First post-sanctions study tour by a major western university
Myanmar is where India and China meet, and its history makes it the last frontier for development in South-East Asia. A group of McGill MBA students visited this fascinating country in summer, and were immediately struck by the people’s kindness and gentle nature, and the potential that the country possesses.
The Myanmar of 2013 is a country that, in some ways, is frozen in time. Over the past 50 years, the people of Myanmar have lived under a series of military and socialist governments.
During this time, living standards failed to rise at the same pace as in the rest of South-East Asia. Myanmar, once the breadbasket of the region, was left the poorest country in the area.
The past five decades have seen minimal infrastructure investment, a decline in the English-language capability of the population, and misadventure in cross-border energy agreements. These developments have left the government and people of Myanmar with some very tough challenges to overcome.
The lifting of sanctions by the US two years ago opened up Myanmar to a wave of interest from Western countries and Japan. Some very basic statistics point to huge contrasts within the country: only about 16% of Myanmar’s 58 million people have access to electricity; yet, the literacy rate is 98%. The real story is nuanced, frustrating and inspiring.
In July, McGill MBA Japan programme students—led by Professor Alfred Jaeger and the programme director, Philip O’Neill—undertook a study tour to Myanmar. This marked the first such visit made by a major Western university since the lifting of sanctions.
A large proportion of Myanmar’s population practises Buddhism, which is a dominant theme in the behaviour of the people: calmness, gentleness, self-confidence and openness to strangers, among other traits.
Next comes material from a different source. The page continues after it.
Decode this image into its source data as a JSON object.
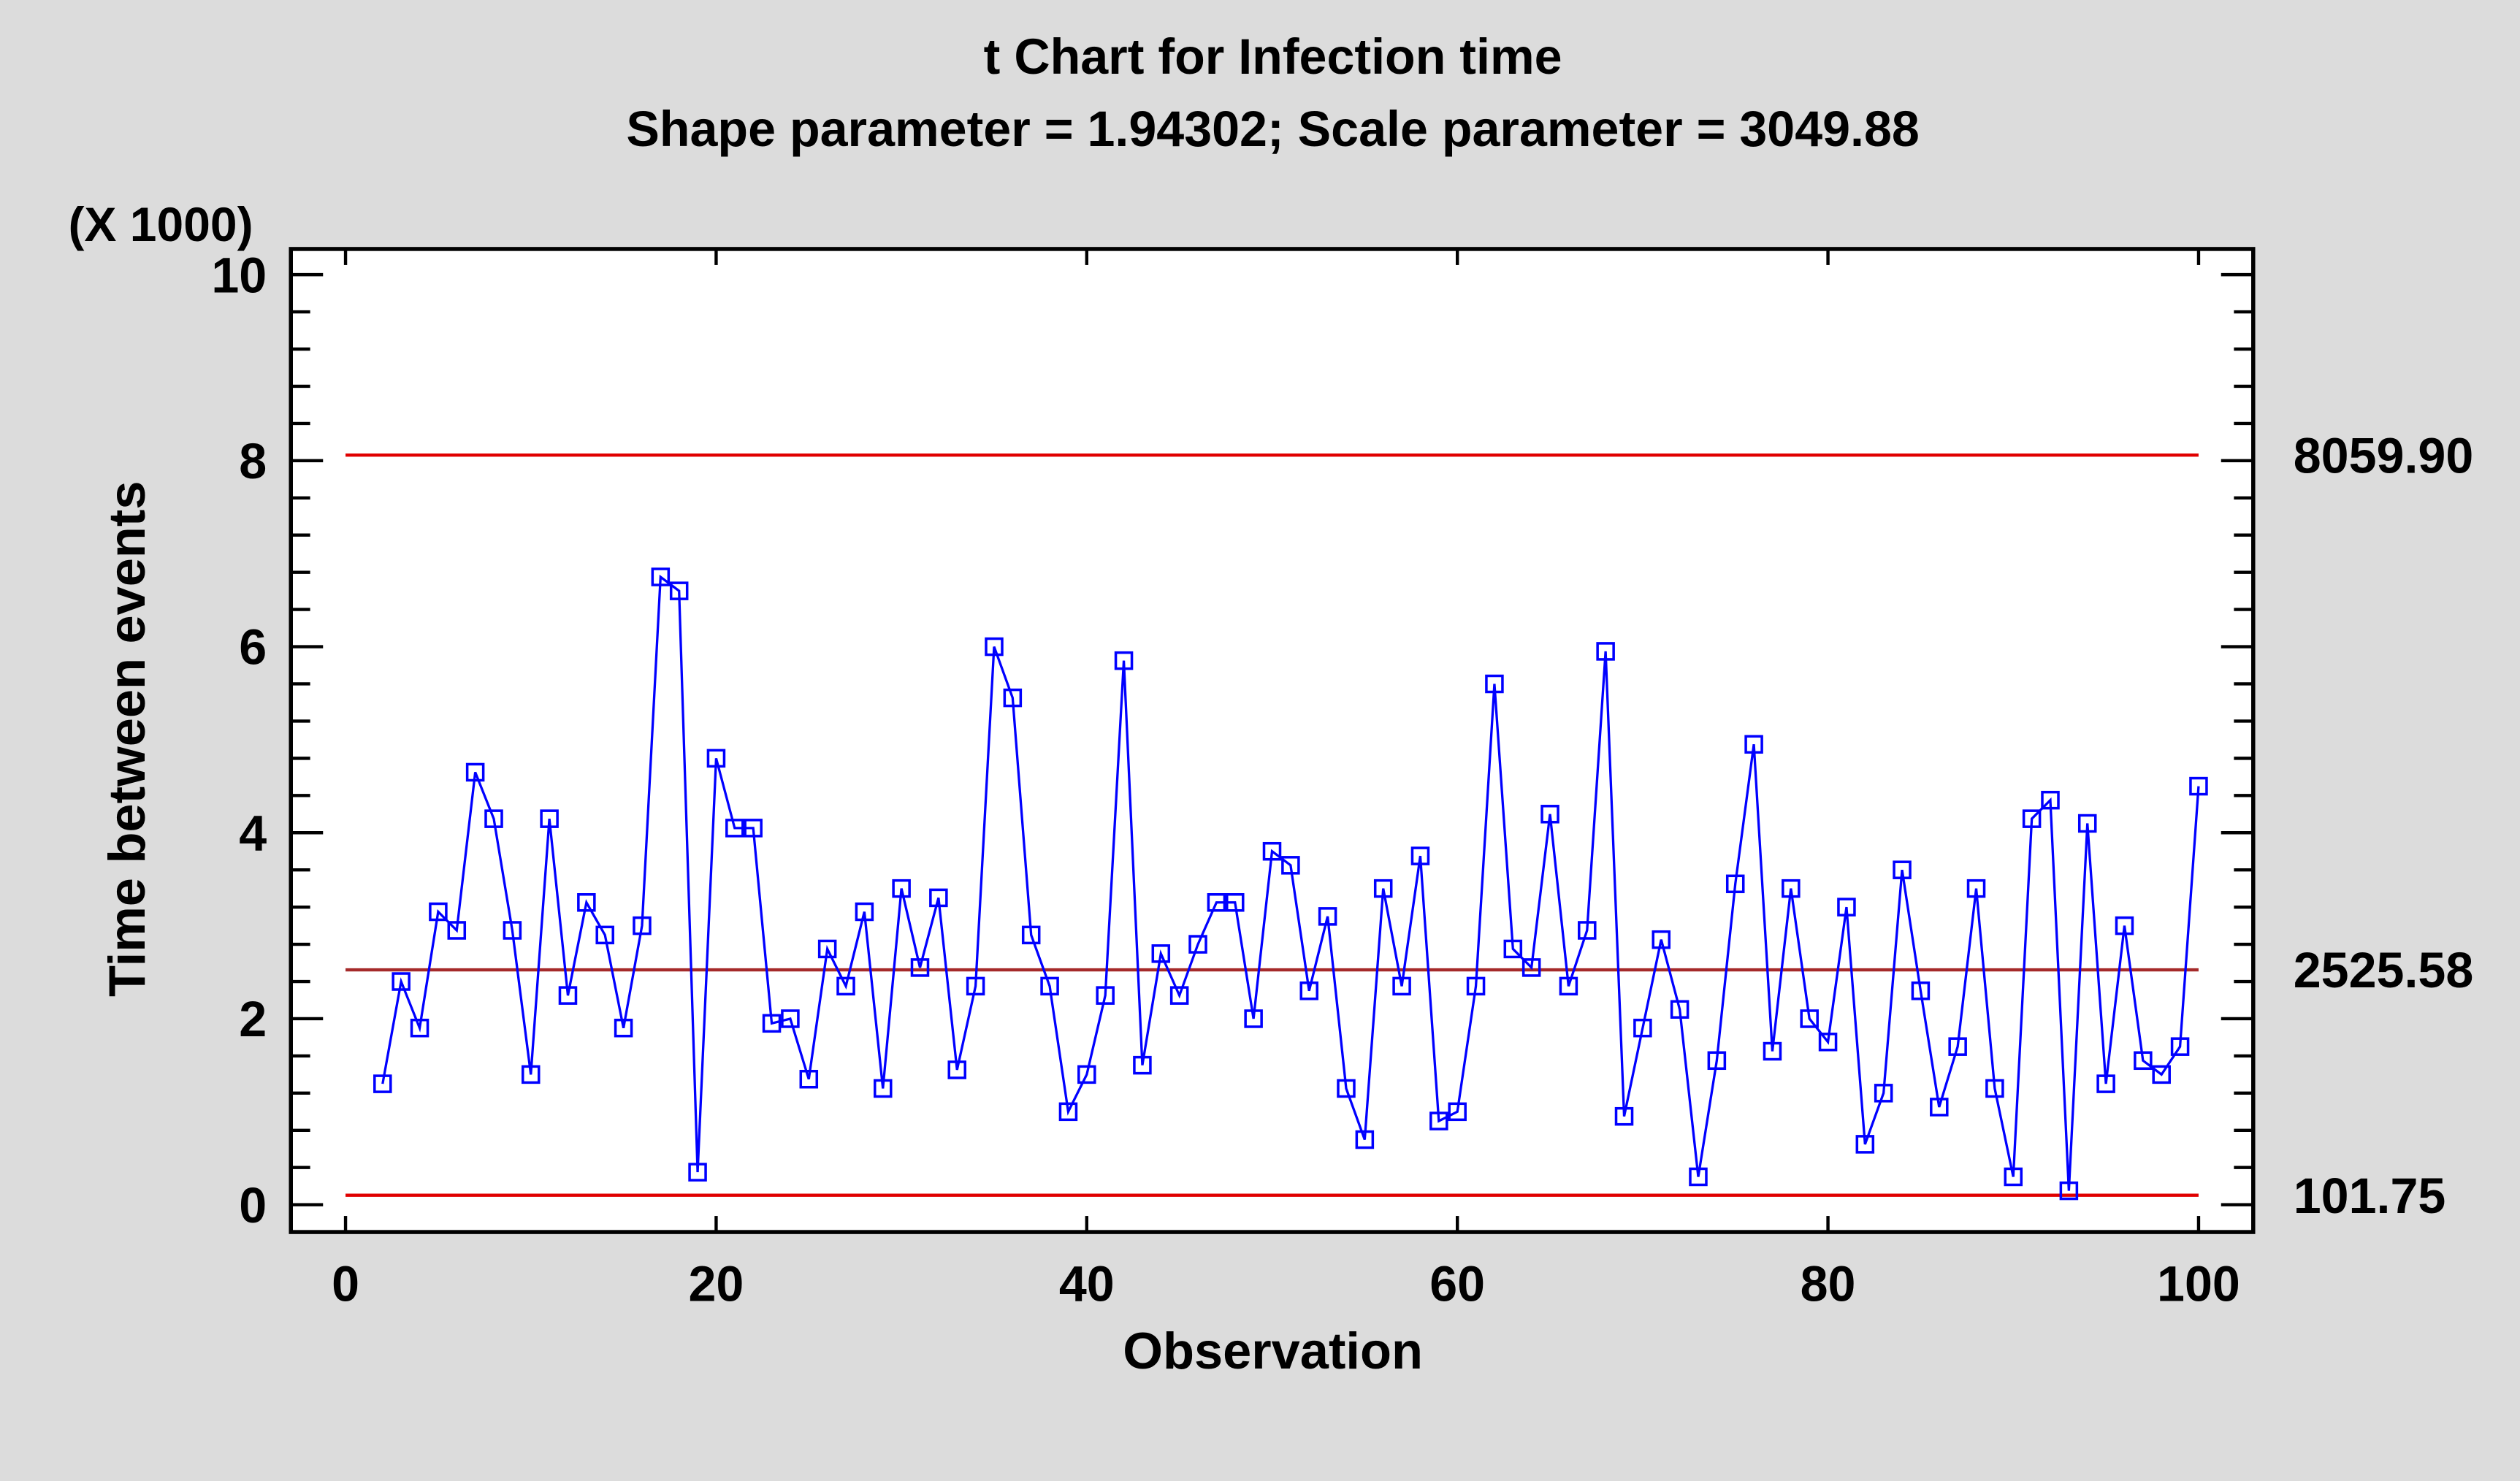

The capital, Yangon, is reputed to be safer than Tokyo and our experience confirmed this.
Our tour included visits to Japanese and local companies, meetings with foreign diplomats, and a visit to the Myanmar Chamber of Commerce and Industry. We also had the chance to visit the Myanmar Union Parliament, the Hluttaw, where we witnessed a session and spoke with several parliamentary leaders.
The government of Myanmar, in its purpose-built capital of Neypitaw, is working hard to pass at least 400 laws that are necessary to make the country a functioning democracy again.
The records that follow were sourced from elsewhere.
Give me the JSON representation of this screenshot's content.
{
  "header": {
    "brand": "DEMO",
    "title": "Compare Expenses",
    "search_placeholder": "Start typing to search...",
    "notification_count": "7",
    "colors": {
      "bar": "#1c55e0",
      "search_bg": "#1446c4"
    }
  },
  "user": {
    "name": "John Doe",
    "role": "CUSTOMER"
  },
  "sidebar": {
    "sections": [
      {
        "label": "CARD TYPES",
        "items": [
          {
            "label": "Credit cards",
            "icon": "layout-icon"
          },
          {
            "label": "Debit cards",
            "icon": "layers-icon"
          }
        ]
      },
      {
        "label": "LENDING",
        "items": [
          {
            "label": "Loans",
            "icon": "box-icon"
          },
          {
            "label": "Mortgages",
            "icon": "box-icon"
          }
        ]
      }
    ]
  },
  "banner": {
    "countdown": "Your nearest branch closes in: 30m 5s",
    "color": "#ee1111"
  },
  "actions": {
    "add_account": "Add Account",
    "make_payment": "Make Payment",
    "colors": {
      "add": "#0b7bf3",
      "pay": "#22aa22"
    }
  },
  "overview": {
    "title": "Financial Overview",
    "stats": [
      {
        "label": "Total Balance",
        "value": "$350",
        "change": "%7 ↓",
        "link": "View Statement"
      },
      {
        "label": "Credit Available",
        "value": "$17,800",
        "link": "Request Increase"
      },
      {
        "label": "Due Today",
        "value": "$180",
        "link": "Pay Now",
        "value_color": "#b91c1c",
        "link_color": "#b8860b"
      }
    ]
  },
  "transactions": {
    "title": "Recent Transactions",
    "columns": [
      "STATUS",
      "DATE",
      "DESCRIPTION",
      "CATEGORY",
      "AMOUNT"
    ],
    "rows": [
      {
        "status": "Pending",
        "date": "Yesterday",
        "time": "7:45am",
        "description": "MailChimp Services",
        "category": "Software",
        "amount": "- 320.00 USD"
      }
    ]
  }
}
For Myanmar to be able to effect meaningful changes a lot of courage will be required on the part of investors. A number of special industrial zones have been started along the coast to attract investment, but there are issues.
The power supply is not constant, while questions surround intellectual property rights, copyrights and investment law. Banking transactions, meanwhile, are all on a cash basis.
I am hoping that our trip will not be regarded as a dreaded 4L adventure, namely, one that enabled us to merely look, listen, learn and then leave.
Given the optimism and capabilities of the people in Myanmar, and the very long road to development, I believe there will be outstanding opportunities for investment in, and trade with the country.